Word for word, repeat each line of the listing below.

* * * * * * * * *

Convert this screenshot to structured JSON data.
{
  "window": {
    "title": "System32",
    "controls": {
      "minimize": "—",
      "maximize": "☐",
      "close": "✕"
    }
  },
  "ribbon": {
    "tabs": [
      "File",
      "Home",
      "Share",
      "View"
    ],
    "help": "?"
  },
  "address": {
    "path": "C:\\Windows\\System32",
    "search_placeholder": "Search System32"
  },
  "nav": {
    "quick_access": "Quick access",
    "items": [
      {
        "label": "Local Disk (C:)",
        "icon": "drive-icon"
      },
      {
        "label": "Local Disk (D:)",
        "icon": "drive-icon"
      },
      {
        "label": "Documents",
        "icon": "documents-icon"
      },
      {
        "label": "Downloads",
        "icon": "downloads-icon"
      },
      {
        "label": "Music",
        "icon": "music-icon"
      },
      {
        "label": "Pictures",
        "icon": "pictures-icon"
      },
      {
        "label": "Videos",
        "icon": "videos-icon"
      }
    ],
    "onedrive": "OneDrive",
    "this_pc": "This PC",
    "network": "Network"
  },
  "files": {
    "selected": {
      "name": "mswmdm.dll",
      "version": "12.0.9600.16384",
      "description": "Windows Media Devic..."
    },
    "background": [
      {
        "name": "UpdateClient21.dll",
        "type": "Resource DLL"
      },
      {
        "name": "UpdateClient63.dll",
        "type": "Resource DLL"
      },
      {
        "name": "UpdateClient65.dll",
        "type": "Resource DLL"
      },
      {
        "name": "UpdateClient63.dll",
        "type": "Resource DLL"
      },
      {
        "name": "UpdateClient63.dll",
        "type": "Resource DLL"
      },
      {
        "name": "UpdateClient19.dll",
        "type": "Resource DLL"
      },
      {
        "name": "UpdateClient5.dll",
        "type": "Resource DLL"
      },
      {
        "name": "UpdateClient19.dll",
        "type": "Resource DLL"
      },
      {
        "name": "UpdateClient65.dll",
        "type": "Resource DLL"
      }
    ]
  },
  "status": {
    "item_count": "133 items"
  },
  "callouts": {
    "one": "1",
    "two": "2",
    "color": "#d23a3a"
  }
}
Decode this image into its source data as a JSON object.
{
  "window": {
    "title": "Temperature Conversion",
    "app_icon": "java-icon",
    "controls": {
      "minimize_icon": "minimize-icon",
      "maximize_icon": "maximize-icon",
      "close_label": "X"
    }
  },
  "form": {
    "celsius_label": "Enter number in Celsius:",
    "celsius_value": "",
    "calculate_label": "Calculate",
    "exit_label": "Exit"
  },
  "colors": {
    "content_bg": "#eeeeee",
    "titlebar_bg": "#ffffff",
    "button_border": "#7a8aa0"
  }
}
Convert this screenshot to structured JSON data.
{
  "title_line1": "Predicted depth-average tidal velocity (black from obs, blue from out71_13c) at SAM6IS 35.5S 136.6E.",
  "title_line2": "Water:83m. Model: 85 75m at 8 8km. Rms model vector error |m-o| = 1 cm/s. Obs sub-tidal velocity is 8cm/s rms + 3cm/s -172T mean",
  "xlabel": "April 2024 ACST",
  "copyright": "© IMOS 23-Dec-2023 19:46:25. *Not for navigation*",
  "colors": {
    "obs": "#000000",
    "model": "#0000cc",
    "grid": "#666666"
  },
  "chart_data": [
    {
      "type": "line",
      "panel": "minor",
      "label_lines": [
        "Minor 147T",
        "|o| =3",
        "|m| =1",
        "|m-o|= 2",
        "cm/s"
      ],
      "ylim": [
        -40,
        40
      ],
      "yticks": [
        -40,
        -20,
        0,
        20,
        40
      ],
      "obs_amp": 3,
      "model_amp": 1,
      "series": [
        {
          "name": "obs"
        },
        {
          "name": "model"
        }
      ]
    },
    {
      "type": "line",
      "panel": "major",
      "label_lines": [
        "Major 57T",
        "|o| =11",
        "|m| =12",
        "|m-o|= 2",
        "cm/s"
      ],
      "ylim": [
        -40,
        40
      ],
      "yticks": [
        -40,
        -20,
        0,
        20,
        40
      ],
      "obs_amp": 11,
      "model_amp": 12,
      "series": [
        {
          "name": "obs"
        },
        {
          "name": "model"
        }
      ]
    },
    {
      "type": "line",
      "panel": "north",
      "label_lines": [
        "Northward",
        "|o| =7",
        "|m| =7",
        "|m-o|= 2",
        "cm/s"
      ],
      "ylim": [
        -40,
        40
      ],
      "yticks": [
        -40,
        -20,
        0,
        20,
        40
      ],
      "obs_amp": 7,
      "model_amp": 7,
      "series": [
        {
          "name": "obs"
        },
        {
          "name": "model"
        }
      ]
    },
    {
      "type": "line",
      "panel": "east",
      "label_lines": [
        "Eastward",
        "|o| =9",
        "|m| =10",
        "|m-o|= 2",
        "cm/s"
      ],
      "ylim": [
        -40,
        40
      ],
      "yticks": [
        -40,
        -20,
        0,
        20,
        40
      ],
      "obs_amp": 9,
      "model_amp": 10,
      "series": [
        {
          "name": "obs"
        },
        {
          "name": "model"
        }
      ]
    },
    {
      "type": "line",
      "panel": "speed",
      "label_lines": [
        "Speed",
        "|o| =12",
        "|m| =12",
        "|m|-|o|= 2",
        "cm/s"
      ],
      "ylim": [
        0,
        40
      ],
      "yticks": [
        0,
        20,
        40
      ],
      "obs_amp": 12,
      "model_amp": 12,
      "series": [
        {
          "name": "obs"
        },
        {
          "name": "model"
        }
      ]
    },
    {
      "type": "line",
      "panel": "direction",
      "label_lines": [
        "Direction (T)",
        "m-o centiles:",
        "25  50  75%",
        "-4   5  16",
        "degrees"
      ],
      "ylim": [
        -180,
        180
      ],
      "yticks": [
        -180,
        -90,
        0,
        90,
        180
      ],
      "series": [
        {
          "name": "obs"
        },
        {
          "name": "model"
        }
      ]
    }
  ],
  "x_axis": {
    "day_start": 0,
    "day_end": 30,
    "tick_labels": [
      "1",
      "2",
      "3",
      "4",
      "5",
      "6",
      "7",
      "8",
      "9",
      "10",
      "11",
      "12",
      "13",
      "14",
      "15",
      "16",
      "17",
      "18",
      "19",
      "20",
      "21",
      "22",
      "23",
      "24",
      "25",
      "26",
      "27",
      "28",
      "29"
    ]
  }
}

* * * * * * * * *

▶ Solution for this task
Convert this screenshot to structured JSON data.
{
  "window": {
    "title": "System32",
    "controls": {
      "minimize": "—",
      "maximize": "☐",
      "close": "✕"
    }
  },
  "ribbon": {
    "tabs": [
      "File",
      "Home",
      "Share",
      "View"
    ],
    "help": "?"
  },
  "address": {
    "path": "C:\\Windows\\System32",
    "search_placeholder": "Search System32"
  },
  "nav": {
    "quick_access": "Quick access",
    "items": [
      {
        "label": "Local Disk (C:)",
        "icon": "drive-icon"
      },
      {
        "label": "Local Disk (D:)",
        "icon": "drive-icon"
      },
      {
        "label": "Documents",
        "icon": "documents-icon"
      },
      {
        "label": "Downloads",
        "icon": "downloads-icon"
      },
      {
        "label": "Music",
        "icon": "music-icon"
      },
      {
        "label": "Pictures",
        "icon": "pictures-icon"
      },
      {
        "label": "Videos",
        "icon": "videos-icon"
      }
    ],
    "onedrive": "OneDrive",
    "this_pc": "This PC",
    "network": "Network"
  },
  "files": {
    "selected": {
      "name": "mswmdm.dll",
      "version": "12.0.9600.16384",
      "description": "Windows Media Devic..."
    },
    "background": [
      {
        "name": "UpdateClient21.dll",
        "type": "Resource DLL"
      },
      {
        "name": "UpdateClient63.dll",
        "type": "Resource DLL"
      },
      {
        "name": "UpdateClient65.dll",
        "type": "Resource DLL"
      },
      {
        "name": "UpdateClient63.dll",
        "type": "Resource DLL"
      },
      {
        "name": "UpdateClient63.dll",
        "type": "Resource DLL"
      },
      {
        "name": "UpdateClient19.dll",
        "type": "Resource DLL"
      },
      {
        "name": "UpdateClient5.dll",
        "type": "Resource DLL"
      },
      {
        "name": "UpdateClient19.dll",
        "type": "Resource DLL"
      },
      {
        "name": "UpdateClient65.dll",
        "type": "Resource DLL"
      }
    ]
  },
  "status": {
    "item_count": "133 items"
  },
  "callouts": {
    "one": "1",
    "two": "2",
    "color": "#d23a3a"
  }
}
Decode this image into its source data as a JSON object.
{
  "window": {
    "title": "Temperature Conversion",
    "app_icon": "java-icon",
    "controls": {
      "minimize_icon": "minimize-icon",
      "maximize_icon": "maximize-icon",
      "close_label": "X"
    }
  },
  "form": {
    "celsius_label": "Enter number in Celsius:",
    "celsius_value": "",
    "calculate_label": "Calculate",
    "exit_label": "Exit"
  },
  "colors": {
    "content_bg": "#eeeeee",
    "titlebar_bg": "#ffffff",
    "button_border": "#7a8aa0"
  }
}
Convert this screenshot to structured JSON data.
{
  "title_line1": "Predicted depth-average tidal velocity (black from obs, blue from out71_13c) at SAM6IS 35.5S 136.6E.",
  "title_line2": "Water:83m. Model: 85 75m at 8 8km. Rms model vector error |m-o| = 1 cm/s. Obs sub-tidal velocity is 8cm/s rms + 3cm/s -172T mean",
  "xlabel": "April 2024 ACST",
  "copyright": "© IMOS 23-Dec-2023 19:46:25. *Not for navigation*",
  "colors": {
    "obs": "#000000",
    "model": "#0000cc",
    "grid": "#666666"
  },
  "chart_data": [
    {
      "type": "line",
      "panel": "minor",
      "label_lines": [
        "Minor 147T",
        "|o| =3",
        "|m| =1",
        "|m-o|= 2",
        "cm/s"
      ],
      "ylim": [
        -40,
        40
      ],
      "yticks": [
        -40,
        -20,
        0,
        20,
        40
      ],
      "obs_amp": 3,
      "model_amp": 1,
      "series": [
        {
          "name": "obs"
        },
        {
          "name": "model"
        }
      ]
    },
    {
      "type": "line",
      "panel": "major",
      "label_lines": [
        "Major 57T",
        "|o| =11",
        "|m| =12",
        "|m-o|= 2",
        "cm/s"
      ],
      "ylim": [
        -40,
        40
      ],
      "yticks": [
        -40,
        -20,
        0,
        20,
        40
      ],
      "obs_amp": 11,
      "model_amp": 12,
      "series": [
        {
          "name": "obs"
        },
        {
          "name": "model"
        }
      ]
    },
    {
      "type": "line",
      "panel": "north",
      "label_lines": [
        "Northward",
        "|o| =7",
        "|m| =7",
        "|m-o|= 2",
        "cm/s"
      ],
      "ylim": [
        -40,
        40
      ],
      "yticks": [
        -40,
        -20,
        0,
        20,
        40
      ],
      "obs_amp": 7,
      "model_amp": 7,
      "series": [
        {
          "name": "obs"
        },
        {
          "name": "model"
        }
      ]
    },
    {
      "type": "line",
      "panel": "east",
      "label_lines": [
        "Eastward",
        "|o| =9",
        "|m| =10",
        "|m-o|= 2",
        "cm/s"
      ],
      "ylim": [
        -40,
        40
      ],
      "yticks": [
        -40,
        -20,
        0,
        20,
        40
      ],
      "obs_amp": 9,
      "model_amp": 10,
      "series": [
        {
          "name": "obs"
        },
        {
          "name": "model"
        }
      ]
    },
    {
      "type": "line",
      "panel": "speed",
      "label_lines": [
        "Speed",
        "|o| =12",
        "|m| =12",
        "|m|-|o|= 2",
        "cm/s"
      ],
      "ylim": [
        0,
        40
      ],
      "yticks": [
        0,
        20,
        40
      ],
      "obs_amp": 12,
      "model_amp": 12,
      "series": [
        {
          "name": "obs"
        },
        {
          "name": "model"
        }
      ]
    },
    {
      "type": "line",
      "panel": "direction",
      "label_lines": [
        "Direction (T)",
        "m-o centiles:",
        "25  50  75%",
        "-4   5  16",
        "degrees"
      ],
      "ylim": [
        -180,
        180
      ],
      "yticks": [
        -180,
        -90,
        0,
        90,
        180
      ],
      "series": [
        {
          "name": "obs"
        },
        {
          "name": "model"
        }
      ]
    }
  ],
  "x_axis": {
    "day_start": 0,
    "day_end": 30,
    "tick_labels": [
      "1",
      "2",
      "3",
      "4",
      "5",
      "6",
      "7",
      "8",
      "9",
      "10",
      "11",
      "12",
      "13",
      "14",
      "15",
      "16",
      "17",
      "18",
      "19",
      "20",
      "21",
      "22",
      "23",
      "24",
      "25",
      "26",
      "27",
      "28",
      "29"
    ]
  }
}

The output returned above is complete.